In Wolf v. Marsh, 54 Cal. 228, the action was upon a note for a certain amount containing this provision: “This note is made with the express understanding that if the coal mines in the Marsh Ranch yield no profits to me, then this note is not to be paid and the obligation herein expressed shall be null and void." Defendant thereupon conveyed the property, making it impossible for him to operate the mine or derive any profit. In holding him liable on the note, the supreme court said:“When he did that he violated his contract and the note at once became due and payable.”

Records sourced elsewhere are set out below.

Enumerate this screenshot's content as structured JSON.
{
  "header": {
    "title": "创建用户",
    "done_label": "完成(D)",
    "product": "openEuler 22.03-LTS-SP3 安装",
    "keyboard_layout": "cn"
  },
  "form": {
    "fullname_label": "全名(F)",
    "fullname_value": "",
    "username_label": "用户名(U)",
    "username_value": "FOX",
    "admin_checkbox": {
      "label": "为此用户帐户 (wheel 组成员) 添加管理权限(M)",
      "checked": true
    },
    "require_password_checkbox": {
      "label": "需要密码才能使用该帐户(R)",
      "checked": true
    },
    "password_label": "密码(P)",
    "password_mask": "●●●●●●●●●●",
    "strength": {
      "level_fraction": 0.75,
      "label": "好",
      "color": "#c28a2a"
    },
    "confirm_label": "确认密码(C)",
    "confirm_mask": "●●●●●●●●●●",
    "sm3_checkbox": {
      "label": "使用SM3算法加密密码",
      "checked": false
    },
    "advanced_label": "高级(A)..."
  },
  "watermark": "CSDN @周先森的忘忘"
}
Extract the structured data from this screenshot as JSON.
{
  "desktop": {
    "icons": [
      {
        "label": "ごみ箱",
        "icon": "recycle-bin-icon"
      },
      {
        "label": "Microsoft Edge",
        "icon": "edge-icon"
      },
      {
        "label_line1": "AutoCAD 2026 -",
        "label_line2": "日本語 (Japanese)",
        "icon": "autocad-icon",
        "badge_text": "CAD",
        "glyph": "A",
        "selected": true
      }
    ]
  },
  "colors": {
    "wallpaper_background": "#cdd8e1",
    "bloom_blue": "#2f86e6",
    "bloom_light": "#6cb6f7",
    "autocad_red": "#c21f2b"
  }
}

In Love v. Mabury, 59 Cal. 484, the contract for the payment for work done on a mine contained this clause: “And the balance of nine hundred dollars to be paid out of the first proceeds of the mine after deducting expenses." The court declared: “That the contract contemplated that the defendants were to work the mine out of the first proceeds of which, after deducting expenses,' the balance was to be paid, does not admit of doubt. And we are of the opinion that the failure and refusal to commence to work it within a reason
able time after the completion and acceptance of the labor and materials bestowed upon the property, rendered them liable for the balance due therefor."
In Poirier v. Gravel, 88 Cal. 79, [25 Pac. 962), the suit was upon a written promise to pay a stated sum containing this provision: “The said sum to be so paid in installments in such amounts and at such times as I shall realize each month from such products after payment of all costs and expenses of the gathering or obtaining and selling such products. The said sum of money to be paid only and exclusively from such products of said land as I may be entitled to, and no other property of mine shall be subject to said debt or obligation." The defendant conveyed the property and thereafter derived no profit. It was said by the court: “This being so, the balance unpaid became immediately due and payable and the plaintiff could maintain an action for the recovery thereof."
In Bagley v. Cohen, 121 Cal. 604, (53 Pac. 1117], the balance due was to be paid “out of the profits realized by me from my business of packing raisins at Malaga, during the present season." Defendant conveyed the property and it was held that “his liability became thereupon fixed and absolute.”
In Carter v. Rhodes, 135 Cal. 46, (60 Pac. 985), the agreement provided : “And one thousand dollars balance to be paid only out of the net proceeds of the working of the one-half interest in said mineral claim conveyed, and in no event shall the one thousand dollars, or any part thereof, become a personal claim against the party of the second part—that is, the appellant.” The court said: “By the sale of his interest in the mine, the appellant put it out of the power of the respondent to receive the thousand dollars from the net proceeds of that interest and appellant became at once personally responsible to pay the thousand dollars."
The cases where the defaulting party failed to give security as promised for the balance of the consideration are of the same tenor. Among the citations, we may refer to Carnahan v. Hughes, 108 Ind. 227, [9 N. E. 80), Wheeler v. Harrah, 14 Or. 325, [12 Pac. 500], and Cook v. Stevenson, 30 Mich. 243,
In the first of these, it is said: “It is abundantly settled that where goods are sold upon credit, the purchaser agreeing as part of the contract to execute notes payable at a future day